Many American teens can’t or don’t go on to higher education, and feel unprepared to pursue college or a career (as high as 75 percent according to one survey). And of the roughly 60 percent who do go to college, only about 60 percent graduate in six years.

The focus shouldn’t be on elite universities and the merit of college admissions, but on why so many American teens don’t or can’t go on to higher education, or can’t complete a degree. Part of this problem is our culture’s focus on a college degree as necessary for a middle-class life.

Meritocracy and SATs aren’t the issue. Why our high schools so poorly prepare teens for productive lives is what we should be worrying about as a nation.

James Berkman
Plymouth, Vt.

To the Editor:

College admissions exemplifies how meritocracy has become gamified. This is why I stopped working for a company that prepares middle and high school students for admission to a top college.

Such businesses hire consultants — often college students like me — to construct an extracurricular plan for students or patch up their academic weaknesses.

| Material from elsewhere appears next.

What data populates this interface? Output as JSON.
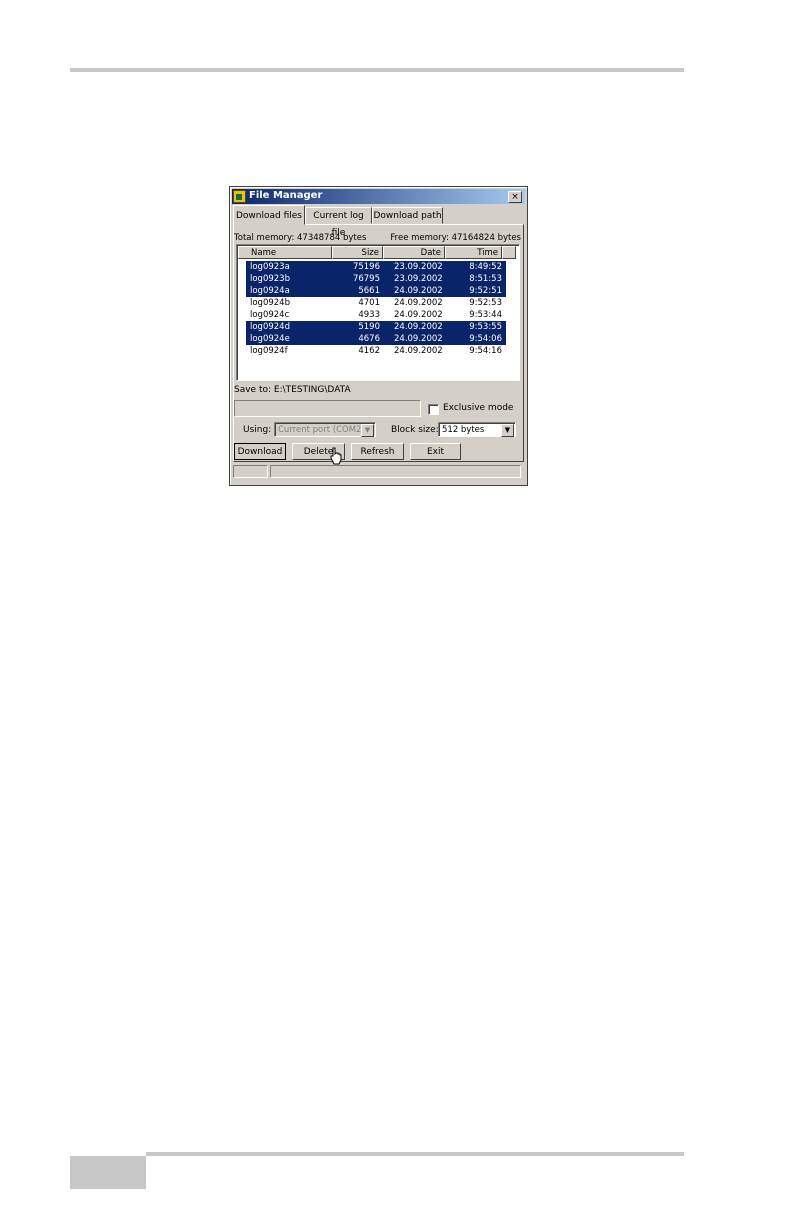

The result is a system in which privileged people help privileged people, where schools admit applications that are better than their applicants.

Admissions committees must more seriously consider whether the applicant and application are indeed of the same quality. They should begin to require students to declare whether they received outside help with their application, and how much. Then admissions officers can adjust the standards for these students accordingly.

Aman Majmudar
The writer is a junior at the University of Chicago.

To the Editor:

A question that’s left out of Ross Douthat’s column on meritocracy is whether or not we should value Ivy League degrees more than others. Are Ivy grads valued because they have more skills, or because when they were 18 they were able to get into a fancy school?

The lazy old-boys network that continues to recruit from a narrow pool for important jobs in a variety of fields is more to blame than the college admissions process.

Dave Case
Hood River, Ore.
The writer is a high school teacher who writes many letters of recommendations for his students.

Source: Read Full Article